Winter weather has just hit here in Maine in the last few days but my four-year-old son Evan has suddenly become an avid proponent of a typically summer game he calls “tennis.” Sure, it’s not really tennis. It’s a game played with a couple of small badminton rackets and a birdie (i.e. shuttlecock to be technical) that we picked up last summer for batting back and forth in the yard. The past few mornings after breakfast and before we leave for work and school, he has lured me into a game of “tennis”. We tromp over the light coating of snow on the lawn, swinging wildly to keep the birdie in the air for as many turns as possible. It is good for the heart.
So while we were in the yard this morning, running, jumping, and generally whooping it up, I couldn’t help but notice the sounds of birds. A group of Tufted Titmice had arrived in the backyard and were calling vigorously. One flitted up to the top of a tree in my neighbor Bud’s lot and even started singing, “peer, peer”. A few minutes later I heard the agitated calls of Black-capped Chickadees behind me and turned to see them chasing each other through the boughs of the pine tree behind the garden. As we put the badminton rackets away and got in the car, one chickadee began singing, a behavior that you tend to think of starting in February.
All of this made me think.
Even in the middle of the normal hubbub of human life, the sounds, behaviors, and presence of these birds were telling me about the broader worldâ€”the natural world with its never-ending ebb and flow that goes on without concern to whether humans notice it or not. The birds don’t try to send us messages to communicate what is happening to them, but they do. And because they have no intention to influence us with their messages, the information we gather from paying attention to them is that much more important. There’s no political spin coming from chickadees.
Over the weekend we took Evan and his buddy to see the new penguin movie, Happy Feet, which by-the-way is beating out all competitors at the box office (even the new James Bond flick!). It is a wonderful movie, perfect for maintaining the attention of kids with lots of music, incredible graphics, a great story line, and really very decent attention to the biology. It’s kind of cool to think that there will now be millions of kids who know what a skua is, how Emperor penguins incubate their eggs, and even that there are different kinds of penguins. Sure some of them may also be left with the idea that penguins are mostly excellent soul singers and some can tap dance, but that’s just part of storytelling.
Especially compelling is that the movie has a strong conservation message. I love the idea that tens of millions of mainstream American parents will be hearing this message and being moved by it when they bring their kids to see what to them is just another popular animated kids movie.

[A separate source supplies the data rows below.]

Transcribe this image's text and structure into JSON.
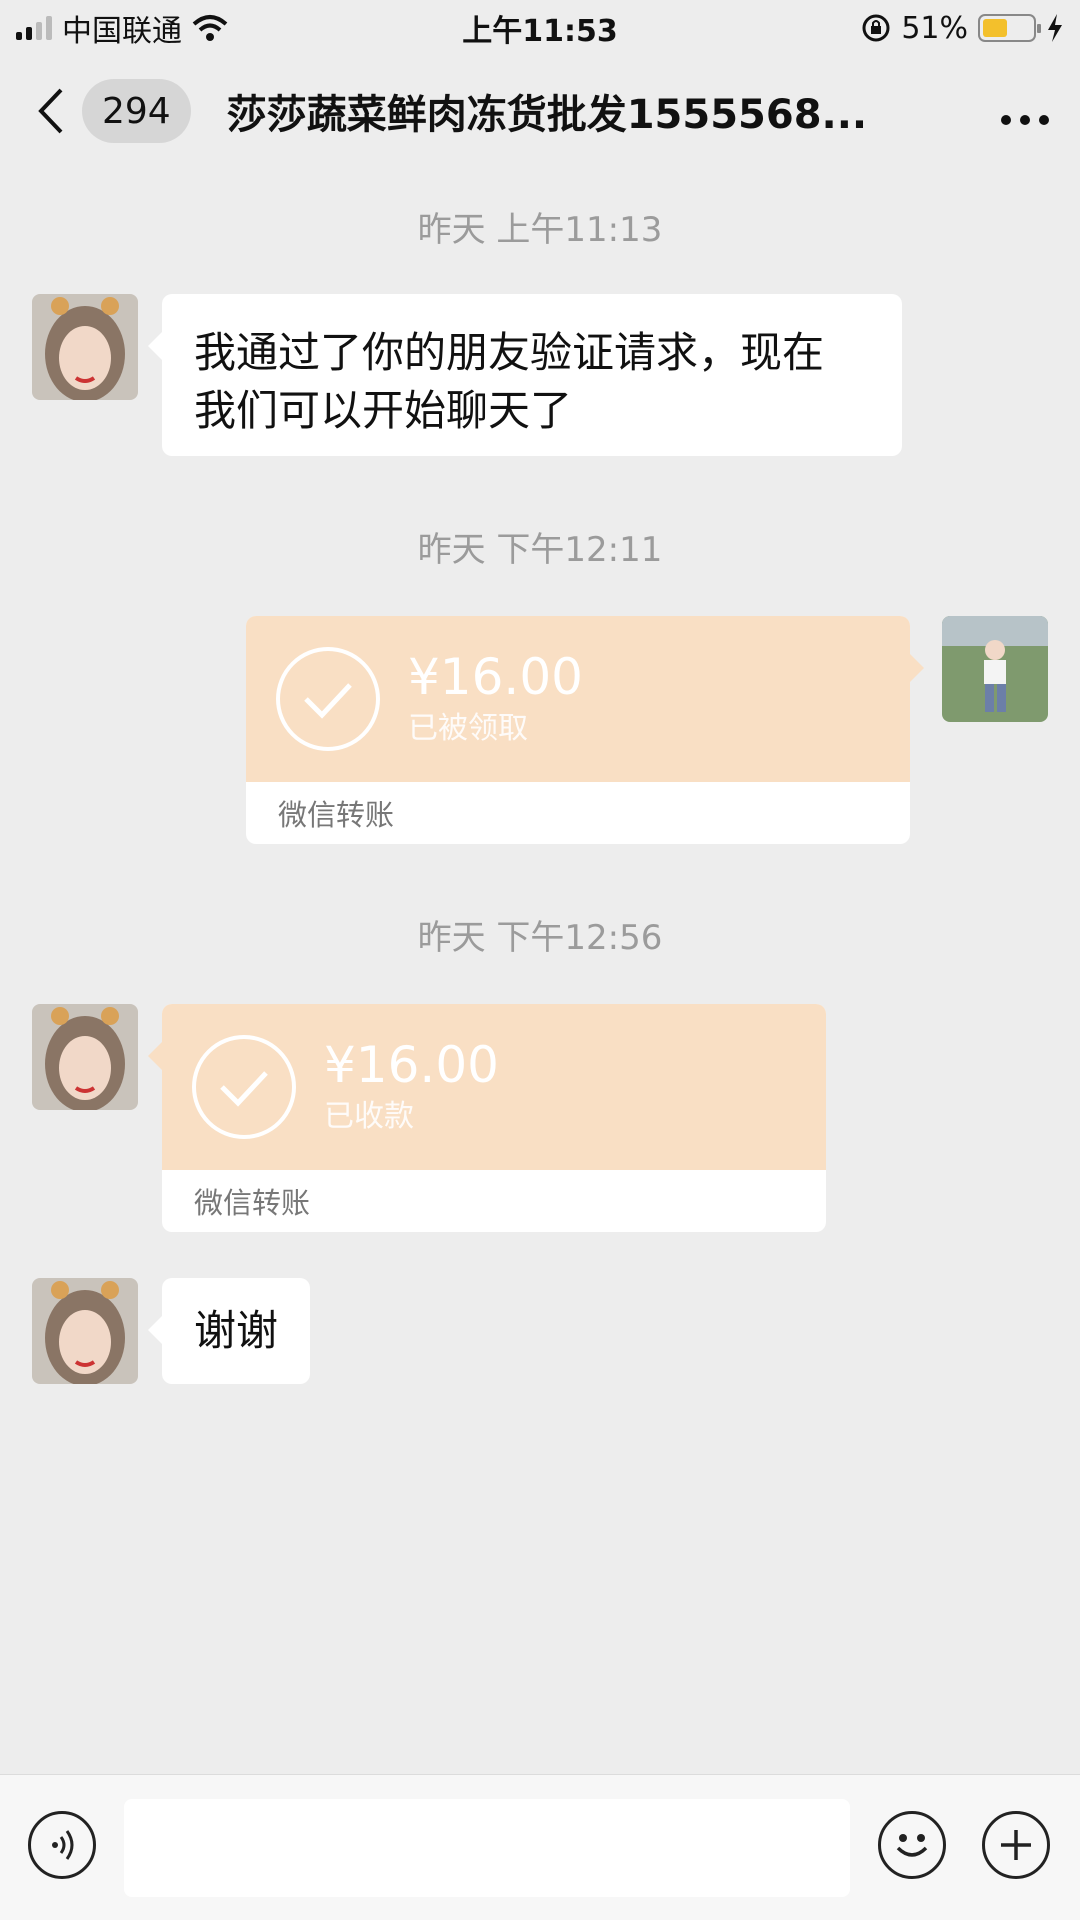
{
  "status_bar": {
    "carrier": "中国联通",
    "time": "上午11:53",
    "battery": "51%",
    "battery_level": 0.51
  },
  "header": {
    "back_count": "294",
    "title": "莎莎蔬菜鲜肉冻货批发1555568..."
  },
  "messages": [
    {
      "type": "time",
      "text": "昨天 上午11:13"
    },
    {
      "type": "text",
      "side": "left",
      "lines": [
        "我通过了你的朋友验证请求，现在",
        "我们可以开始聊天了"
      ]
    },
    {
      "type": "time",
      "text": "昨天 下午12:11"
    },
    {
      "type": "transfer",
      "side": "right",
      "amount": "¥16.00",
      "status": "已被领取",
      "footer": "微信转账"
    },
    {
      "type": "time",
      "text": "昨天 下午12:56"
    },
    {
      "type": "transfer",
      "side": "left",
      "amount": "¥16.00",
      "status": "已收款",
      "footer": "微信转账"
    },
    {
      "type": "text",
      "side": "left",
      "lines": [
        "谢谢"
      ]
    }
  ],
  "input_bar": {
    "placeholder": ""
  },
  "colors": {
    "background": "#ededed",
    "transfer_accent": "#f9dfc4",
    "battery": "#f3c02c"
  }
}
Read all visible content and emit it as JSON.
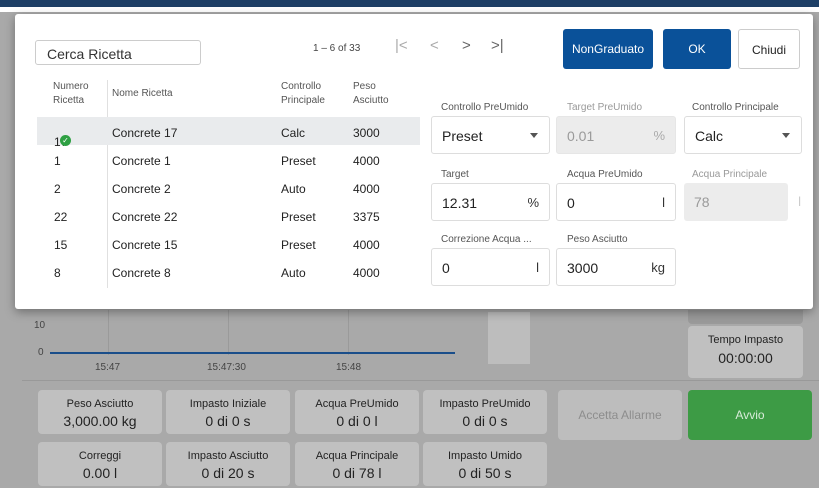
{
  "background": {
    "chart": {
      "y_ticks": [
        "10",
        "0"
      ],
      "x_ticks": [
        "15:47",
        "15:47:30",
        "15:48"
      ]
    },
    "tempo_impasto": {
      "label": "Tempo Impasto",
      "value": "00:00:00"
    },
    "stats": [
      {
        "label": "Peso Asciutto",
        "value": "3,000.00 kg"
      },
      {
        "label": "Impasto Iniziale",
        "value": "0 di 0 s"
      },
      {
        "label": "Acqua PreUmido",
        "value": "0 di 0 l"
      },
      {
        "label": "Impasto PreUmido",
        "value": "0 di 0 s"
      },
      {
        "label": "Correggi",
        "value": "0.00 l"
      },
      {
        "label": "Impasto Asciutto",
        "value": "0 di 20 s"
      },
      {
        "label": "Acqua Principale",
        "value": "0 di 78 l"
      },
      {
        "label": "Impasto Umido",
        "value": "0 di 50 s"
      }
    ],
    "accetta_allarme": "Accetta Allarme",
    "avvio": "Avvio",
    "colors": {
      "avvio": "#3d9b45",
      "accent": "#0a5199",
      "disabled": "#bdbdbd"
    }
  },
  "dialog": {
    "search_placeholder": "Cerca Ricetta",
    "pagination": {
      "range": "1 – 6 of 33",
      "first": "|<",
      "prev": "<",
      "next": ">",
      "last": ">|"
    },
    "table": {
      "headers": {
        "numero": "Numero Ricetta",
        "nome": "Nome Ricetta",
        "controllo": "Controllo Principale",
        "peso": "Peso Asciutto"
      },
      "rows": [
        {
          "numero": "17",
          "nome": "Concrete 17",
          "controllo": "Calc",
          "peso": "3000",
          "selected": true
        },
        {
          "numero": "1",
          "nome": "Concrete 1",
          "controllo": "Preset",
          "peso": "4000"
        },
        {
          "numero": "2",
          "nome": "Concrete 2",
          "controllo": "Auto",
          "peso": "4000"
        },
        {
          "numero": "22",
          "nome": "Concrete 22",
          "controllo": "Preset",
          "peso": "3375"
        },
        {
          "numero": "15",
          "nome": "Concrete 15",
          "controllo": "Preset",
          "peso": "4000"
        },
        {
          "numero": "8",
          "nome": "Concrete 8",
          "controllo": "Auto",
          "peso": "4000"
        }
      ]
    },
    "buttons": {
      "non_graduato": "NonGraduato",
      "ok": "OK",
      "chiudi": "Chiudi"
    },
    "fields": {
      "controllo_preumido": {
        "label": "Controllo PreUmido",
        "value": "Preset"
      },
      "target_preumido": {
        "label": "Target PreUmido",
        "value": "0.01",
        "unit": "%"
      },
      "controllo_principale": {
        "label": "Controllo Principale",
        "value": "Calc"
      },
      "target": {
        "label": "Target",
        "value": "12.31",
        "unit": "%"
      },
      "acqua_preumido": {
        "label": "Acqua PreUmido",
        "value": "0",
        "unit": "l"
      },
      "acqua_principale": {
        "label": "Acqua Principale",
        "value": "78",
        "unit": "l"
      },
      "correzione_acqua": {
        "label": "Correzione Acqua ...",
        "value": "0",
        "unit": "l"
      },
      "peso_asciutto": {
        "label": "Peso Asciutto",
        "value": "3000",
        "unit": "kg"
      }
    }
  }
}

The synopsis of the story is that one misfit penguin discovers the reason why the penguins are not finding enough food anymoreâ€”alien beings (humans) are taking all the food from the sea and polluting it as well. The other penguins think he is crazy and they want to just go on with their lives as they have for millennia. The young penguin hero decides he must leave Antarctica and go out and tell the humans so they will stop what they are doing.. I won’t tell you the rest of the story but you can imagine the difficulty that a penguin would have in communicating such a message to humans.
The penguins in Antarctica, the chickadees in my backyard, the ptarmigan in Yellowknife, the scoters in San Francisco Bay, the juncos at your feeder, none of them have the capacity to understand that the humans around them decide whether they will have a place to nest or food to eat. Yet they do send us messages if we pay attention. Increases and decreases in their numbers, changes in behavior and timing of life-history events, shifts in dietâ€”there are lots of ways that we can use birds as indicators for tracking environmental health.
Starting December 14th and running through January 5th, Audubon’s Christmas Bird Count (CBC)â€”the world’s longest running bird monitoring project–will take place. Over 50,000 volunteers participated last year in the more than 2,000 individual counts scattered from northern Canada to South America (though most are in the U.S. and Canada). The results of the CBC have been used in hundreds of studies, reports and articles to “listen” to the messages birds are telling us about our environment. Recently the CBC has been instrumental in tracking changes in the numbers of many Boreal breeding species that are otherwise difficult to monitor because of the inaccessibility of their remote Boreal breeding habitats.
Participating in a Christmas Bird Count near you is a great way to help listen to the messages that birds are sending us and, hopefully, to make the changes that will help them and us to survive and prosper. If you already participate in a CBC, thanks! If not, anyone can join in and it’s easy to get signed-on. Audubon has a website from which you can find the CBC nearest you (click here to see it). And if you have taken your kids, grandchildren, nieces or nephews to see the Happy Feet movie, I’ll bet it will be easy to get them to “listen” to the birds on the Christmas Bird Count too!